134. A Mr Antonio Gois was an official at the Angolan State owned entity, Empresa Nacional des Pontes (National Bridges Company), and appears, at the relevant time, to have been the direct contact for M&J along with another public official, Joao Fucungo, also from the same department. Both Mr Gois and Mr Fucungo appear to have held the position of Director of the Empresa Nacional Des Pontes. Details as to the exact dates of their Directorships and their specific roles in the department are not available.
135. In relation to Angola, in the 1990's M&J had an Export Agent's Commission Card in the name of a company called Servicios Bella. Details in relation to the incorporation (including country of incorporation), directors, and ownership of this company are not available. At that time it was believed generally by M&J that Servicios Bella was owned by or was for the benefit of Mr Gois. Payments made to Servicios Bella were made to a French bank account.
136. Manager C was the M&J employee with the primary responsibility for sales in Angola.
His position in M&J has already been set out at para 58 above (in relation to Jamaica).
Manager C requested M&J to remit commissions due under Angolan contracts to Servicios Bella's account at the Banque Transatlantique in Paris.
137. Details of the payments made to the French bank account of Servicios Bella are set out in the table below:
Amount in US $
GBP equivalent (where known)
138. In relation to Angola, requests for authorisation of payments originated from Manager C specifying that the amounts should be deducted from the commission account. In some cases, requests were made by Manager C based on demands that he claimed were made by Mr Gois.

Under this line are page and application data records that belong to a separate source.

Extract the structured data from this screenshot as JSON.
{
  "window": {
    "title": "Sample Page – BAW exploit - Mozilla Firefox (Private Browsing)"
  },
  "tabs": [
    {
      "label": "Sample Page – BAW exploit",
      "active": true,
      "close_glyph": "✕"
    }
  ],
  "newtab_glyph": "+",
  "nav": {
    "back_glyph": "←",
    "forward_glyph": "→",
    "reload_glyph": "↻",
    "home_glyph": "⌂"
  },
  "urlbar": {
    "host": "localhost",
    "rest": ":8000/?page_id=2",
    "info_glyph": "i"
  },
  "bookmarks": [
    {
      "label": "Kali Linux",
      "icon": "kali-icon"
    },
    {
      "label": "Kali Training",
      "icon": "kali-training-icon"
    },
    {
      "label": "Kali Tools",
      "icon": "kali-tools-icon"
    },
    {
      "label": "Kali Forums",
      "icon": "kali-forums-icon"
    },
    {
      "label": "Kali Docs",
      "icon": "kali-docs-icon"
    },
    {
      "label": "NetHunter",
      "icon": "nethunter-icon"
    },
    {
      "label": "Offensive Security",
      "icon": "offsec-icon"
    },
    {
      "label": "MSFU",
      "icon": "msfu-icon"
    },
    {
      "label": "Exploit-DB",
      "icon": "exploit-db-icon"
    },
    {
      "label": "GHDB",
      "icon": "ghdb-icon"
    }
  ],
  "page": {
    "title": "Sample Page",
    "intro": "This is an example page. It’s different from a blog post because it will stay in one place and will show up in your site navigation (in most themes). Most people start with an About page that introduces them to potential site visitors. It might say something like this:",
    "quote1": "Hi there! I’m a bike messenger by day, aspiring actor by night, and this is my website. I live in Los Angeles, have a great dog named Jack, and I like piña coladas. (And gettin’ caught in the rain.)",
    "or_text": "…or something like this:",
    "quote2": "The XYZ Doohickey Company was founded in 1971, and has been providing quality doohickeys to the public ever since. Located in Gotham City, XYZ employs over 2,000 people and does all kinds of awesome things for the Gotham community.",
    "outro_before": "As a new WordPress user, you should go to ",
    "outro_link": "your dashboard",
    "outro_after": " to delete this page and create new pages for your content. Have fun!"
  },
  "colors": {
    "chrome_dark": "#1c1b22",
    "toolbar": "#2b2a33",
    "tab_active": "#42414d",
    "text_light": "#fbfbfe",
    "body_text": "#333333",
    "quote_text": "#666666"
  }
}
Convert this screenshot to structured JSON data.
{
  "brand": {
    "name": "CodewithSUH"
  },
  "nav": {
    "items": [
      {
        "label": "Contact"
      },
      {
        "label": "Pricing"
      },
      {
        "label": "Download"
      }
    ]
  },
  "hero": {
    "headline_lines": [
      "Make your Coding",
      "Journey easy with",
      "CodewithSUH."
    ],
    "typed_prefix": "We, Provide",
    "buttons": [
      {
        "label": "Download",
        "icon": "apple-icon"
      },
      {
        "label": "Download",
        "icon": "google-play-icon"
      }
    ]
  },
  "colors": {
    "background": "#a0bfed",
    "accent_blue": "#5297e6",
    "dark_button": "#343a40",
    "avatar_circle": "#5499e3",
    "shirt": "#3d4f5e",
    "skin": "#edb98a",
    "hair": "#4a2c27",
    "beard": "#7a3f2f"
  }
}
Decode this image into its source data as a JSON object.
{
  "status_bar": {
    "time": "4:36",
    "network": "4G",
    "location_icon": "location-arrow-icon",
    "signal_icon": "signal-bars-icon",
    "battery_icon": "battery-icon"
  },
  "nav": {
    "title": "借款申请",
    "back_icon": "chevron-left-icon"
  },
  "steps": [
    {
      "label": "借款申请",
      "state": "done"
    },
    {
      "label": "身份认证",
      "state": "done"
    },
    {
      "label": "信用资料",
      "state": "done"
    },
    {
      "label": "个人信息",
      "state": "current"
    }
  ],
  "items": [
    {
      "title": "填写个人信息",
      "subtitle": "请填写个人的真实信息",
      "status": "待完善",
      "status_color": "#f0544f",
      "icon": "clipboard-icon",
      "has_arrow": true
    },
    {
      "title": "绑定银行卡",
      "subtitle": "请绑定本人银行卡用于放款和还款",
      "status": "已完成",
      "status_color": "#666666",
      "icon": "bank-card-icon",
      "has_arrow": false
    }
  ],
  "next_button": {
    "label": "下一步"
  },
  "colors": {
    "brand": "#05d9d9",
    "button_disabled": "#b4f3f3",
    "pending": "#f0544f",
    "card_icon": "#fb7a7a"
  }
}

139. During 1993 calendars, diaries and other promotional gifts worth £3,124.80 and US $2,208.51 were paid for in the UK by M&J and appear to have been provided for the benefit of Mr Gois. In a faxed handwritten letter dated 24 November 1993 from Manager C to the Office Manager; a Director of M&J and others he states: “Please go ahead + purchase the two Land Rover for Gois from 2nd C payment invoice from Hull, Blyth with this fax. Try + establish if Land Rover are imed avail + advise me E.T.A.”
140. Two Land Rover Defenders costing in total £28,646 were then purchased in the UK during 1993 and shipped to Angola for Mr Gois' benefit. In 1994, further promotional gifts worth £974 were paid for by M&J in the UK.
141. In one fax to Director E dated 1 February 1995 Manager C writes: “Further to our telecon I have been chased by G on several occasions for a transfer of 50k U.S. as an advance for C for U.N. order. As this is a firm U.N. order I recommend we comply with his request immediately. He will not accept downgrading his C from 15 to 12.5 as 15 was the amount 1st agreed. As we are talking about a further 5 m U.S. package I’m not inclined to argue. Pls advise what info you have on a fund the Angolan’s are negotiating with European Development Fund”
142. On 3 February 1995 further clarifying information was provided in a memo to Director A concerning outstanding Angola orders which included a completed order for Hydromaster units for which payment had been received in full from the Angolan government and a pending order for various C200 bridges for the U.N’s agency, the World Food Programme. The memo attached a copy of the abovementioned fax from Manager C.
143. The US $ 50,000 payment was made to Servicios Bella and authorised by Director A and Director B.
144. On 22 February 1995, Director A authorised a M&J employee visiting Angola to take US$ 3000 cash for “local expenses”. These monies were paid to Mr Gois on 27 February 1995.
145. In addition, $13,000 was paid to an account at Citibank in Berkeley Square to a company called Unimedia Ltd in June 1997. This appears to have been a bribe for Mr Gois' benefit.